Measles on the rise in California

The number of measles cases in California is rising, according to state health officials who say unimmunized travelers infected elsewhere are behind the numbers.

Dr. Gilberto Chavez, deputy director of the California Department of Public Health, said many of those recently infected with measles include unimmunized Californians traveling abroad, foreign visitors and those who have come into contact with infected travelers, according to the L.A. Times.

Measles has been largely subdued in the Western Hemisphere, but remains a significant problem in Africa, Europe and Asia.

In Europe, a recent outbreak spread through 30 countries, leaving 6,500 people infected this year. Unimmunized children in Belgium have been hit particularly hard because of parents who do not believe in vaccinations and infants who have yet to be vaccinated, according to the World Health Organization.

Chavez said that although infants are usually given inoculations after one year of age, infants traveling abroad are allowed the vaccine after six months, the L.A. Times reports.

There have been 13 measles cases reported in California so far this year, with seven occurring in April alone. Four patients have been hospitalized, according to the L.A. Times. Since measles is capable of spreading rapidly, especially in cases where the population remains unvaccinated, health officials are concerned.
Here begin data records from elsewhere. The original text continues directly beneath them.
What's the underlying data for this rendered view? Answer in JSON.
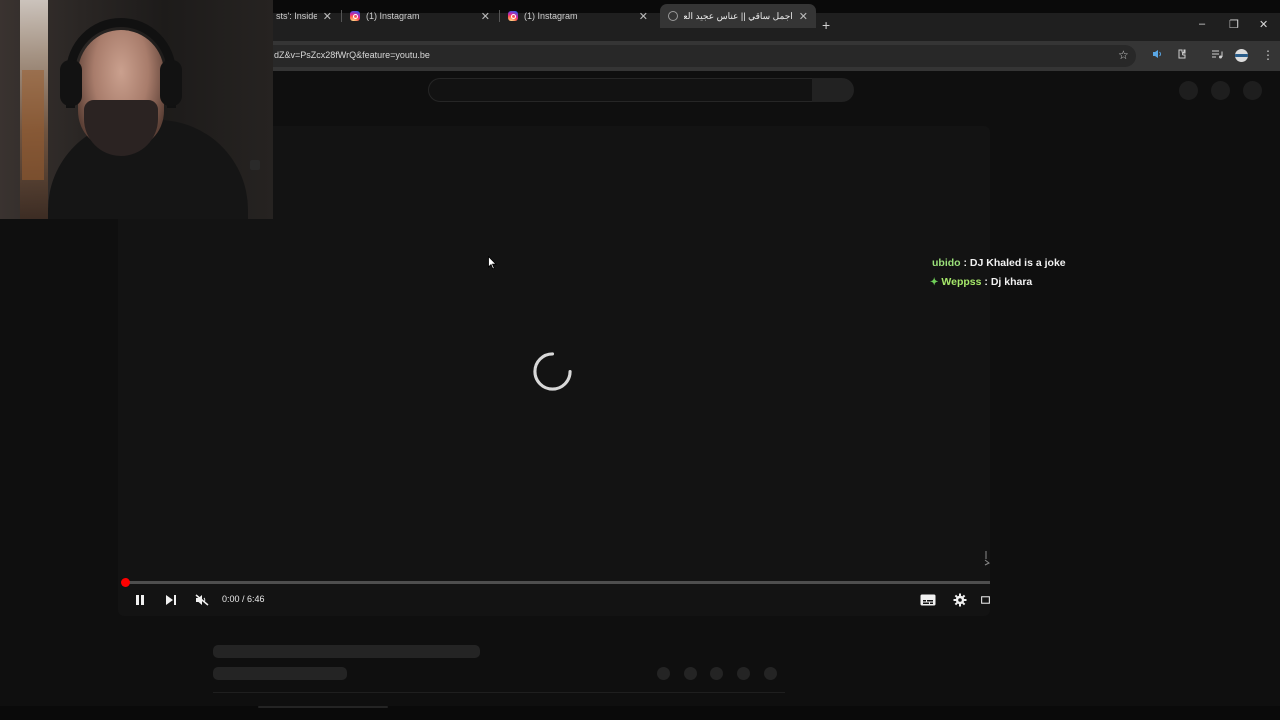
{
  "browser": {
    "tabs": [
      {
        "label": "sts': Inside th",
        "favicon": "youtube-favicon",
        "active": false
      },
      {
        "label": "(1) Instagram",
        "favicon": "instagram-favicon",
        "active": false
      },
      {
        "label": "(1) Instagram",
        "favicon": "instagram-favicon",
        "active": false
      },
      {
        "label": "اجمل ساقي || عناس عجيد العامري",
        "favicon": "youtube-favicon",
        "active": true
      }
    ],
    "new_tab_symbol": "+",
    "window_controls": {
      "minimize": "–",
      "restore": "❐",
      "close": "✕"
    },
    "url": "dZ&v=PsZcx28fWrQ&feature=youtu.be",
    "toolbar_icons": [
      "star-icon",
      "read-aloud-icon",
      "extensions-icon",
      "media-icon",
      "profile-icon",
      "kebab-menu-icon"
    ]
  },
  "player": {
    "time_current": "0:00",
    "time_separator": " / ",
    "time_total": "6:46",
    "time_display": "0:00 / 6:46",
    "progress": 0.0,
    "state": "loading",
    "muted": true,
    "accent_color": "#ff0000"
  },
  "chat": [
    {
      "user": "ubido",
      "separator": " : ",
      "message": "DJ Khaled is a joke",
      "badge": false
    },
    {
      "user": "Weppss",
      "separator": " : ",
      "message": "Dj khara",
      "badge": true
    }
  ],
  "colors": {
    "background": "#0f0f0f",
    "chat_user": "#9be07a",
    "progress": "#ff0000"
  }
}
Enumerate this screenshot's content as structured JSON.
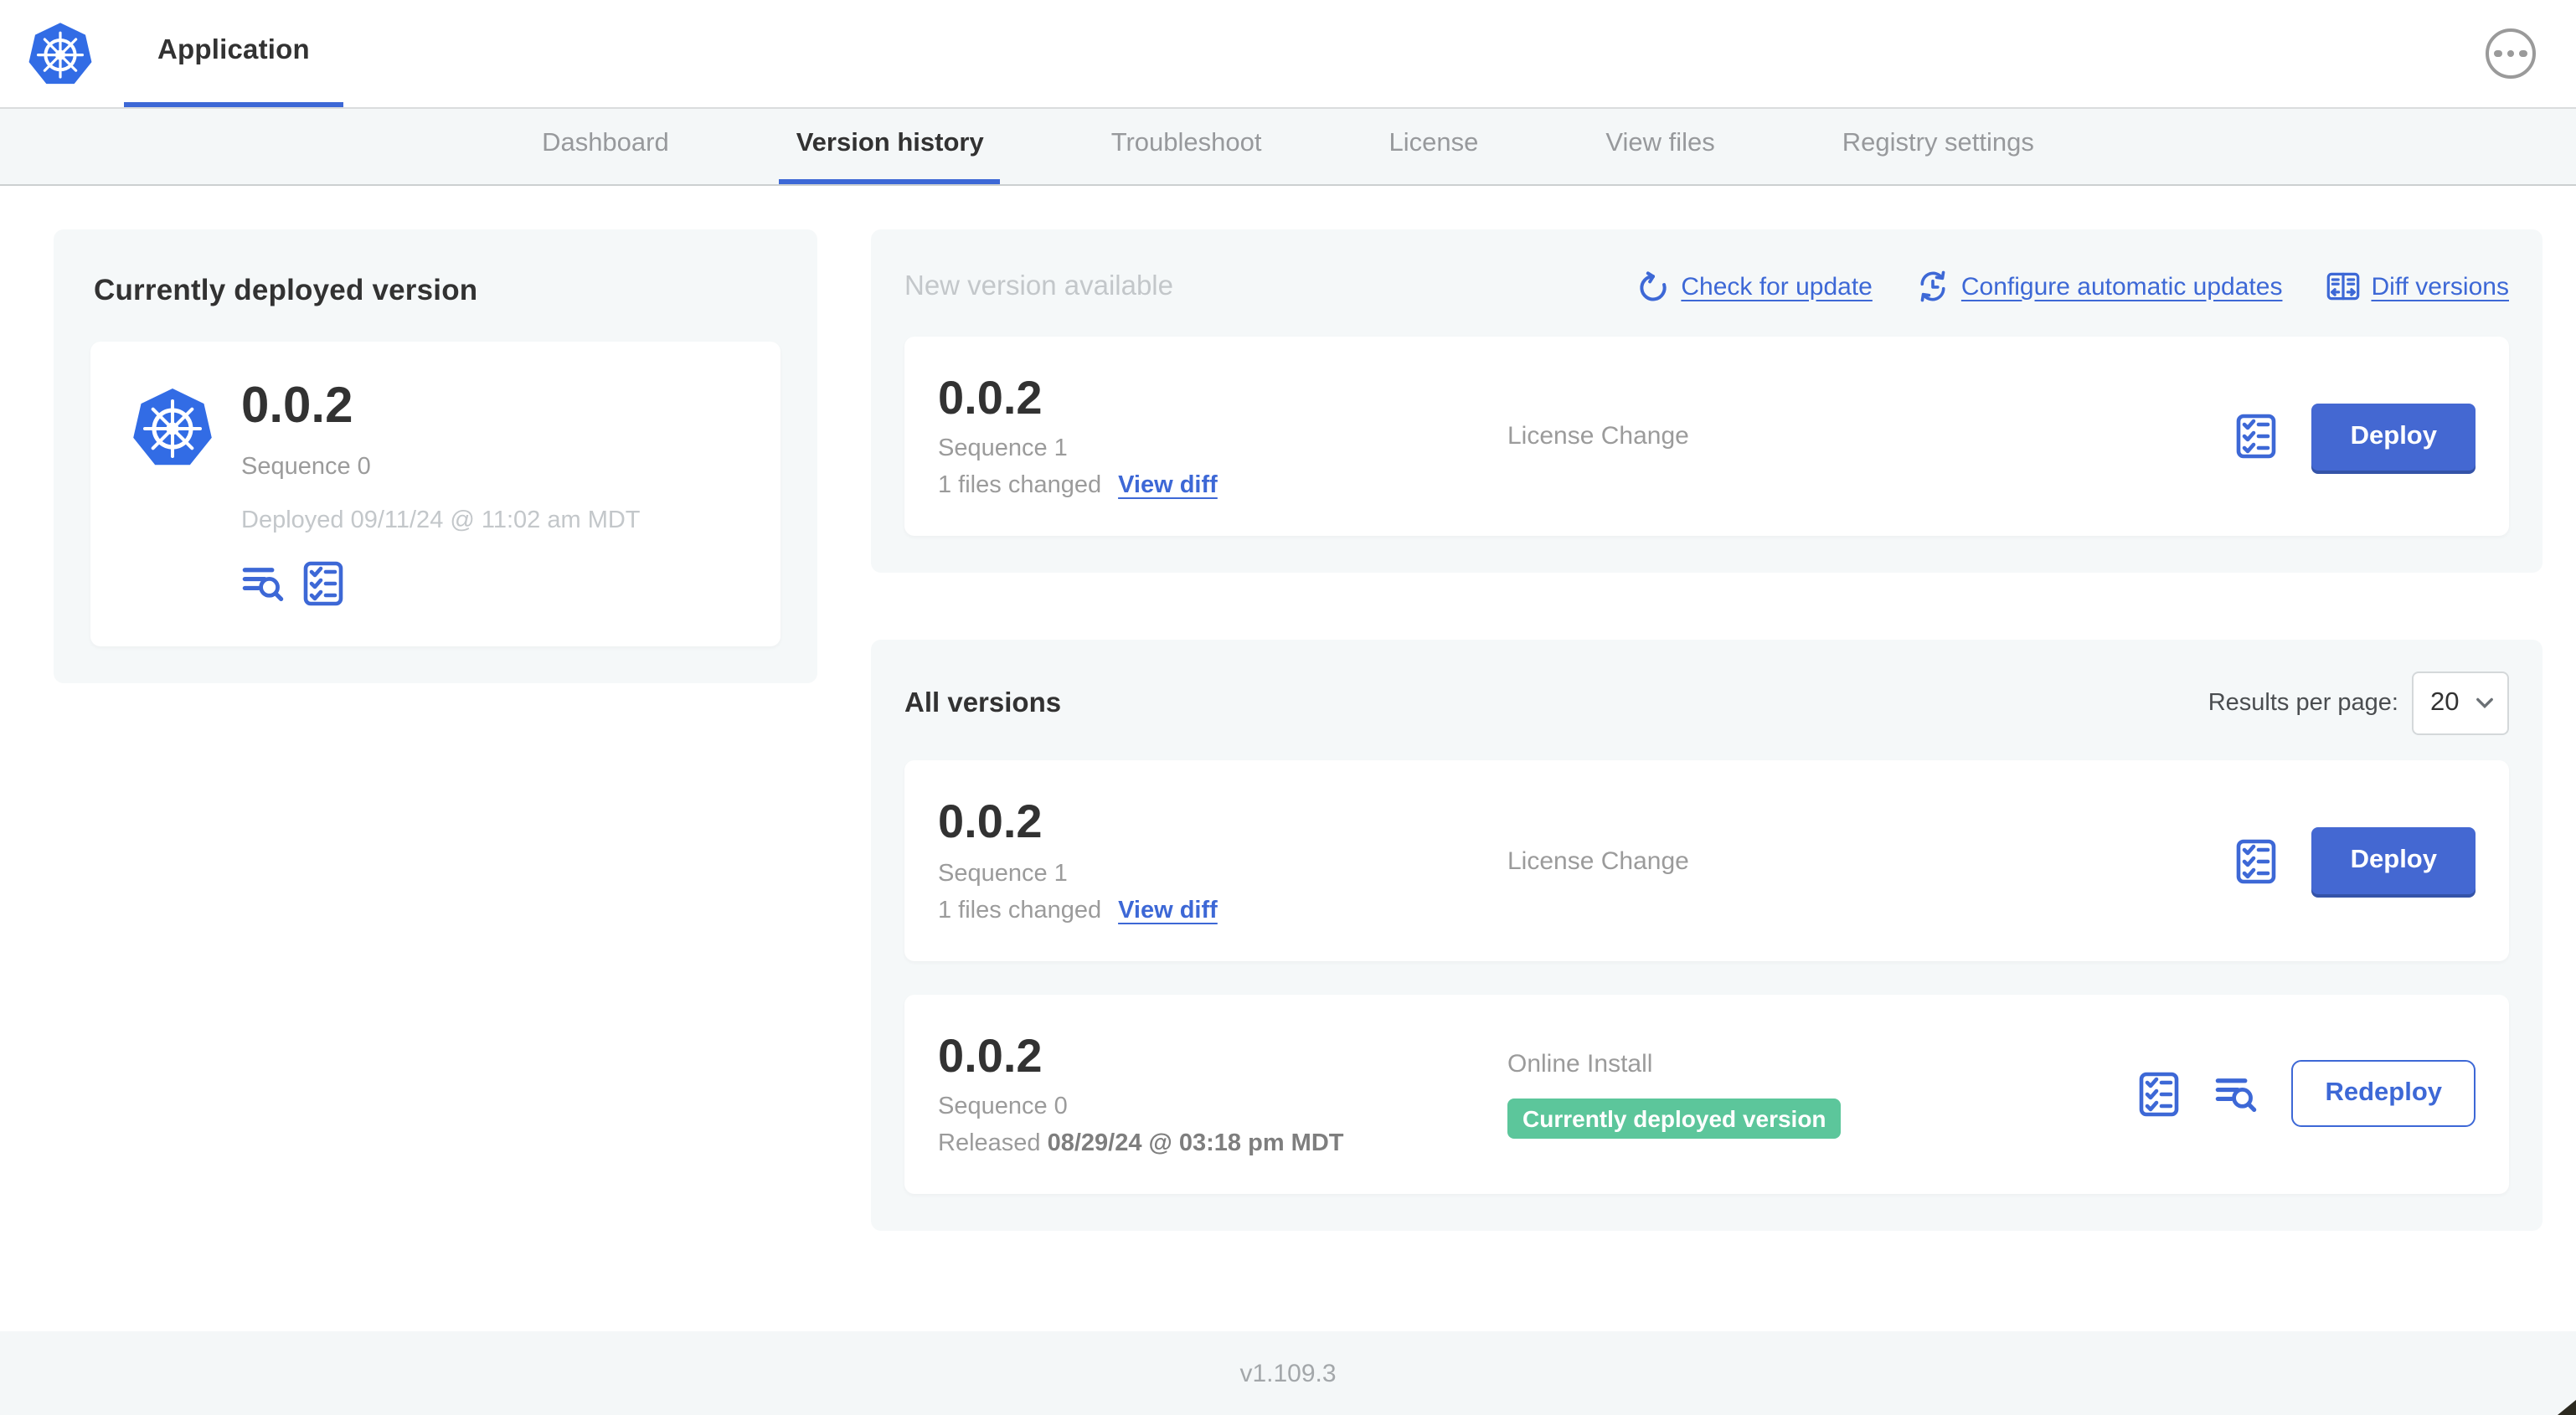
{
  "colors": {
    "accent_blue": "#3D68D6",
    "button_blue": "#4468D2",
    "kubernetes_blue": "#326CE5",
    "badge_green": "#5CC69B",
    "text_dark": "#323232",
    "text_gray": "#9B9B9B",
    "text_muted": "#C3C7CA",
    "panel_bg": "#F5F8F9"
  },
  "icons": {
    "logo": "kubernetes-wheel",
    "menu": "ellipsis-circle",
    "check_update": "restart-arrow",
    "auto_updates": "clock-refresh",
    "diff": "split-diff",
    "preflight": "checklist",
    "logs": "log-search",
    "select": "chevron-down"
  },
  "header": {
    "app_title": "Application"
  },
  "nav": {
    "tabs": [
      {
        "label": "Dashboard"
      },
      {
        "label": "Version history"
      },
      {
        "label": "Troubleshoot"
      },
      {
        "label": "License"
      },
      {
        "label": "View files"
      },
      {
        "label": "Registry settings"
      }
    ]
  },
  "deployed_panel": {
    "title": "Currently deployed version",
    "version": "0.0.2",
    "sequence": "Sequence 0",
    "deployed_at": "Deployed 09/11/24 @ 11:02 am MDT"
  },
  "new_version_panel": {
    "title": "New version available",
    "actions": {
      "check_for_update": "Check for update",
      "configure_automatic_updates": "Configure automatic updates",
      "diff_versions": "Diff versions"
    },
    "row": {
      "version": "0.0.2",
      "sequence": "Sequence 1",
      "files_changed": "1 files changed",
      "view_diff": "View diff",
      "source": "License Change",
      "deploy_label": "Deploy"
    }
  },
  "all_versions_panel": {
    "title": "All versions",
    "results_per_page_label": "Results per page:",
    "results_per_page_value": "20",
    "rows": [
      {
        "version": "0.0.2",
        "sequence": "Sequence 1",
        "files_changed": "1 files changed",
        "view_diff": "View diff",
        "source": "License Change",
        "deploy_label": "Deploy"
      },
      {
        "version": "0.0.2",
        "sequence": "Sequence 0",
        "released_prefix": "Released",
        "released_date": "08/29/24 @ 03:18 pm MDT",
        "source": "Online Install",
        "status_badge": "Currently deployed version",
        "redeploy_label": "Redeploy"
      }
    ]
  },
  "footer": {
    "app_manager_version": "v1.109.3"
  }
}
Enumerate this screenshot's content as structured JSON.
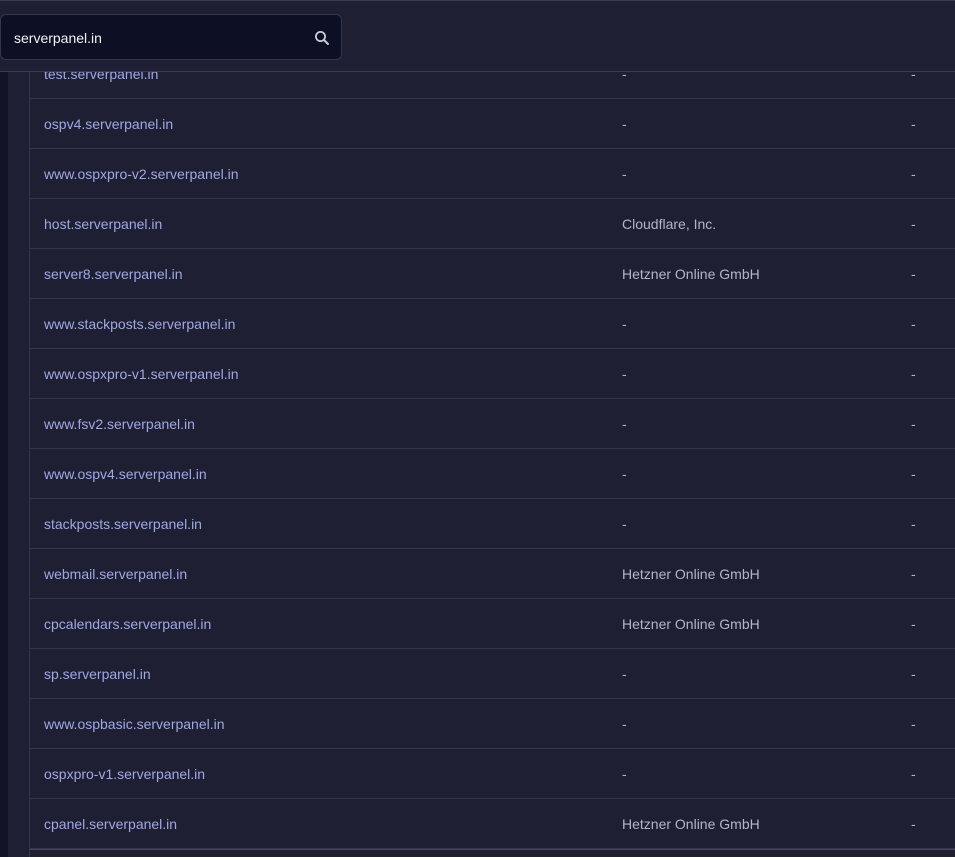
{
  "search": {
    "value": "serverpanel.in",
    "icon": "search-icon"
  },
  "table": {
    "rows": [
      {
        "host": "test.serverpanel.in",
        "org": "-",
        "extra": "-"
      },
      {
        "host": "ospv4.serverpanel.in",
        "org": "-",
        "extra": "-"
      },
      {
        "host": "www.ospxpro-v2.serverpanel.in",
        "org": "-",
        "extra": "-"
      },
      {
        "host": "host.serverpanel.in",
        "org": "Cloudflare, Inc.",
        "extra": "-"
      },
      {
        "host": "server8.serverpanel.in",
        "org": "Hetzner Online GmbH",
        "extra": "-"
      },
      {
        "host": "www.stackposts.serverpanel.in",
        "org": "-",
        "extra": "-"
      },
      {
        "host": "www.ospxpro-v1.serverpanel.in",
        "org": "-",
        "extra": "-"
      },
      {
        "host": "www.fsv2.serverpanel.in",
        "org": "-",
        "extra": "-"
      },
      {
        "host": "www.ospv4.serverpanel.in",
        "org": "-",
        "extra": "-"
      },
      {
        "host": "stackposts.serverpanel.in",
        "org": "-",
        "extra": "-"
      },
      {
        "host": "webmail.serverpanel.in",
        "org": "Hetzner Online GmbH",
        "extra": "-"
      },
      {
        "host": "cpcalendars.serverpanel.in",
        "org": "Hetzner Online GmbH",
        "extra": "-"
      },
      {
        "host": "sp.serverpanel.in",
        "org": "-",
        "extra": "-"
      },
      {
        "host": "www.ospbasic.serverpanel.in",
        "org": "-",
        "extra": "-"
      },
      {
        "host": "ospxpro-v1.serverpanel.in",
        "org": "-",
        "extra": "-"
      },
      {
        "host": "cpanel.serverpanel.in",
        "org": "Hetzner Online GmbH",
        "extra": "-"
      }
    ]
  },
  "colors": {
    "background": "#1e1f33",
    "link": "#a0a8e4",
    "text": "#b4b5c7",
    "search_bg": "#0d0f24"
  }
}
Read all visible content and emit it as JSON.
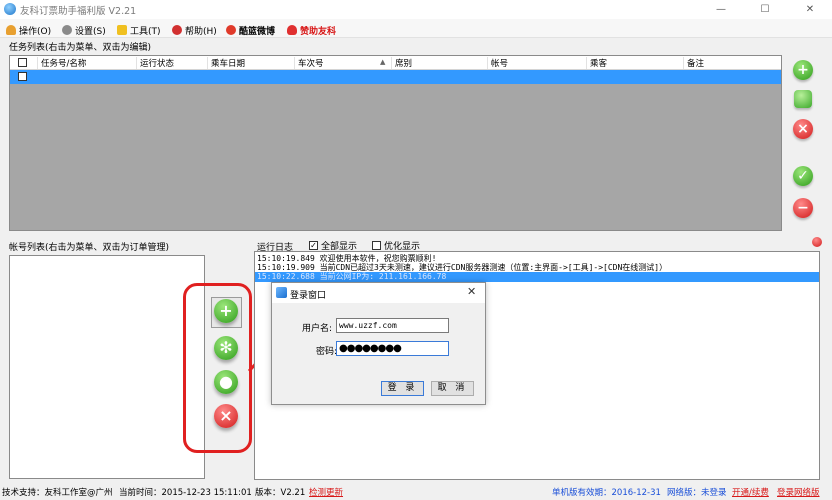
{
  "window": {
    "title": "友科订票助手福利版 V2.21",
    "minimize": "—",
    "maximize": "☐",
    "close": "✕"
  },
  "menu": {
    "operate": "操作(O)",
    "settings": "设置(S)",
    "tools": "工具(T)",
    "help": "帮助(H)",
    "weibo": "酷篮微博",
    "sponsor": "赞助友科"
  },
  "task_section": {
    "title": "任务列表(右击为菜单、双击为编辑)",
    "columns": [
      "任务号/名称",
      "运行状态",
      "乘车日期",
      "车次号",
      "席别",
      "帐号",
      "乘客",
      "备注"
    ]
  },
  "account_section": {
    "title": "帐号列表(右击为菜单、双击为订单管理)"
  },
  "log_section": {
    "title": "运行日志",
    "show_all_label": "全部显示",
    "show_all_checked": true,
    "optimize_label": "优化显示",
    "optimize_checked": false,
    "lines": [
      "15:10:19.849  欢迎使用本软件，祝您购票顺利!",
      "15:10:19.909  当前CDN已超过3天未测速，建议进行CDN服务器测速（位置:主界面->[工具]->[CDN在线测试]）",
      "15:10:22.688  当前公网IP为: 211.161.166.78"
    ]
  },
  "dialog": {
    "title": "登录窗口",
    "username_label": "用户名:",
    "username_value": "www.uzzf.com",
    "password_label": "密码:",
    "password_value": "●●●●●●●●",
    "login_button": "登 录",
    "cancel_button": "取 消"
  },
  "status": {
    "support": "技术支持：友科工作室@广州",
    "current_time": "当前时间：2015-12-23 15:11:01",
    "version": "版本：V2.21",
    "check_update": "检测更新",
    "standalone_valid": "单机版有效期：2016-12-31",
    "network_edition": "网络版：未登录",
    "open_renew": "开通/续费",
    "login_network": "登录网络版"
  },
  "colors": {
    "selection": "#3399ff",
    "annotation_red": "#e02020",
    "link_red": "#d81818",
    "link_blue": "#1a4fd8"
  },
  "icons": {
    "task_add": "plus-circle-icon",
    "task_copy": "copy-icon",
    "task_delete": "delete-icon",
    "task_start": "check-circle-icon",
    "task_stop": "minus-circle-icon",
    "log_clear": "stop-icon"
  }
}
In 2008, a seven-year-old boy from San Diego contracted measles while in Switzerland on a family trip and triggered an outbreak upon his return. He infected his two siblings and nine other children from a doctor’s office and his public charter school. His family had chosen not to vaccinate their children. The outbreak forced at least 70 children to be quarantined at home.